Are Shipping Container Floors Toxic? And Other Health & Safety FAQs

We’ve manufactured modified shipping containers for over a decade here at Falcon, so we’re often asked health and safety questions about container structures. In this blog, we cover three common questions circling the modified container conversation, to help paint a clearer picture of the safety you can - and should - expect when ordering your own container-based structure.

  1. Are shipping container floors toxic?
  2. Can I trust what was stored in my shipping container prior to its modification will not harm me?
  3. Are shipping containers safe for living and working?

1.)  Are Shipping Container Floors Toxic?


Original shipping container flooring – made either from marine grade plywood or bamboo – contains basileum, tailileum 400, and radaleum, which act as pesticides. Through studies conducted by the Center for Toxicology and Environmental Health, LLC, these compounds have selective toxicity to insects, not people.

Very large quantities of these compounds must be ingested by humans or other mammals to be harmed by them. Additionally, their vapor pressure is low, which means that the toxins will not readily diffuse into the air.
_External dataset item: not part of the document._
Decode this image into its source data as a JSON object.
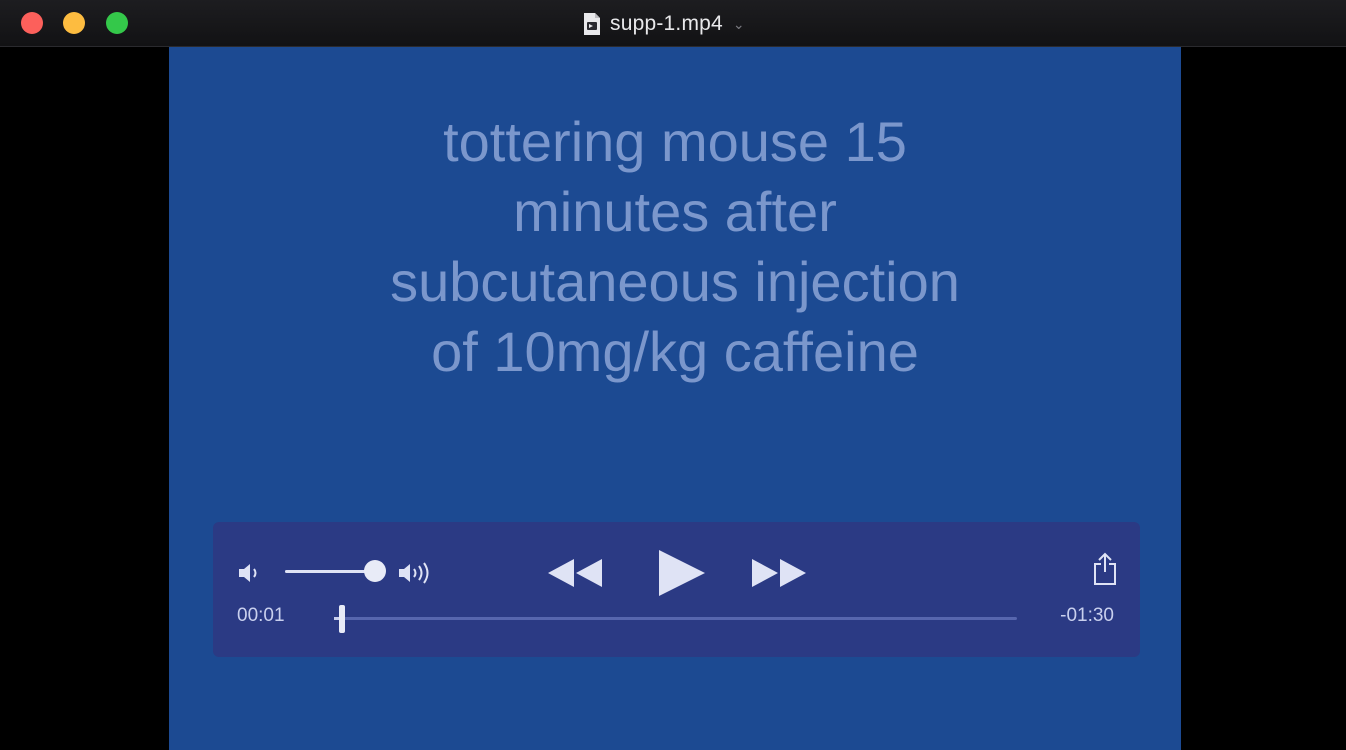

Removing shipping container floors is not necessary considering the toxic levels are so low. Here at Falcon, we often leave the original floors or place new flooring directly over the existing wood flooring, without sacrificing health safety. Keeping this in mind, you can remain confident that your container floor will not harm you, your coworkers, or your employees.

New call-to-action

2.)  Can I Trust What Was Stored in my Shipping Container Before its Modification Will Not Harm Me?

Can-I-Trust-What-Was-Stored-in-my-Shipping-Container-Prior-to-its-Modification-Will-Not-Harm-MeAll kinds of materials are shipped overseas in shipping containers. In fact, nearly everything imported from another country came via shipping container. Over a shipping container's life, it will likely ship a variety of items. If you’re concerned about what was shipped in a container prior to modifications, you may want to consider purchasing a one-trip container, which minimizes the potential for concern due to the singular trip at sea.

It’s best to ensure you get a quality shipping container by purchasing your container unit from a reliable source, from people who have experience inspecting containers. Here at Falcon, we have established relationships that help us get the right shipping containers for our projects that we take time to inspect on our own.

3.)  Are Shipping Containers Safe for Living and Working?


Shipping container structures continue to grow in popularity, and as they do, reasonable questions arise about the safety of cargo boxes as housing and office space. While it is never safe to live or work in an unmodified container, modifications such as added windows, doors, epoxy-coated flooring, insulation, and climate control transform the boxes into both safe and comfortable spaces.

Modifying shipping containers into structures should be done carefully and in line with structural safety guidelines. Falcon takes safety seriously, adhering to the strict guidelines outlined by the International Code Council and working closely with the Modular Building Institute to implement best practices in our own quality control process.

If you’d like to learn more about modifying shipping containers with Falcon Structures, feel free to give us a call at  877-704-0177 or email us at We’d be happy to discuss your proposed shipping container project in greater detail.

Answers to Common Shipping Container Questions


Get everything from shipping container basics, to detailed how-tos and industry news in our weekly blog. Stay inspired and subscribe!


Choose the Best Windows for a Shipping Container Structure

Choose the Best Windows for a Shipping Container Structure


Understand Shipping Container Design and Its Advantages

Understand Shipping Container Design and Its Advantages


What A General Contractor Should Know Before Building with Shipping Containers

What A General Contractor Should Know Before Building with Shipping Containers